Information provided:
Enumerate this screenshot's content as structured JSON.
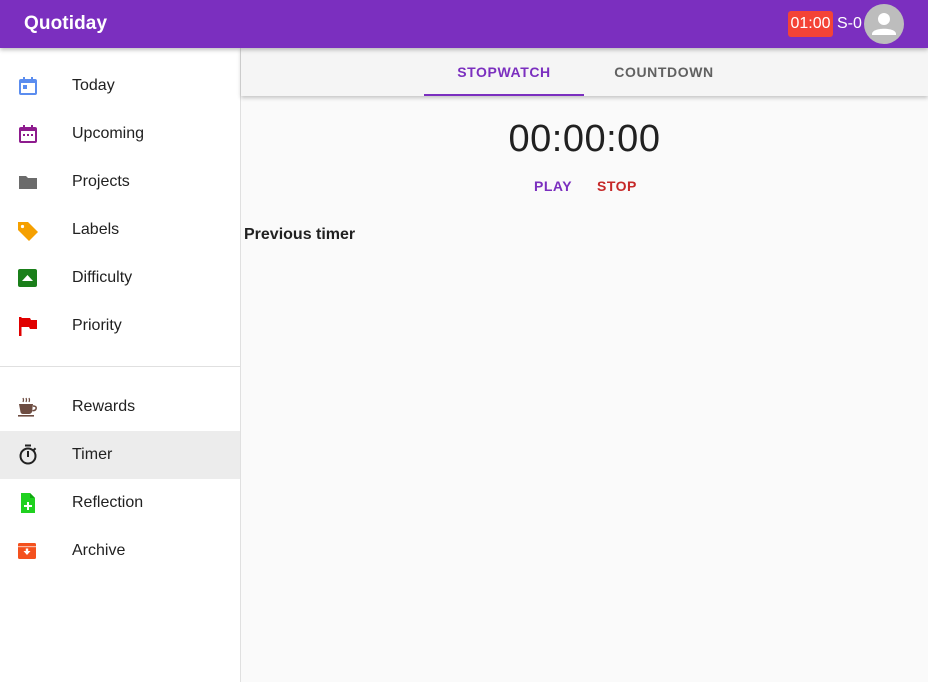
{
  "app": {
    "title": "Quotiday"
  },
  "header": {
    "timer_badge": "01:00",
    "streak": "S-0",
    "colors": {
      "bar": "#7b2fbf",
      "badge": "#f44336"
    }
  },
  "sidebar": {
    "items": [
      {
        "label": "Today",
        "icon": "calendar-today-icon"
      },
      {
        "label": "Upcoming",
        "icon": "calendar-upcoming-icon"
      },
      {
        "label": "Projects",
        "icon": "folder-icon"
      },
      {
        "label": "Labels",
        "icon": "label-tag-icon"
      },
      {
        "label": "Difficulty",
        "icon": "difficulty-up-icon"
      },
      {
        "label": "Priority",
        "icon": "flag-icon"
      },
      {
        "label": "Rewards",
        "icon": "coffee-cup-icon"
      },
      {
        "label": "Timer",
        "icon": "stopwatch-icon",
        "active": true
      },
      {
        "label": "Reflection",
        "icon": "note-add-icon"
      },
      {
        "label": "Archive",
        "icon": "archive-icon"
      }
    ]
  },
  "main": {
    "tabs": [
      {
        "label": "STOPWATCH",
        "selected": true
      },
      {
        "label": "COUNTDOWN",
        "selected": false
      }
    ],
    "clock": "00:00:00",
    "play_label": "PLAY",
    "stop_label": "STOP",
    "previous_heading": "Previous timer"
  }
}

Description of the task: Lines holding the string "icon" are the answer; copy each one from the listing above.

Solution to this exercise:
        "icon": "calendar-today-icon"
        "icon": "calendar-upcoming-icon"
        "icon": "folder-icon"
        "icon": "label-tag-icon"
        "icon": "difficulty-up-icon"
        "icon": "flag-icon"
        "icon": "coffee-cup-icon"
        "icon": "stopwatch-icon",
        "icon": "note-add-icon"
        "icon": "archive-icon"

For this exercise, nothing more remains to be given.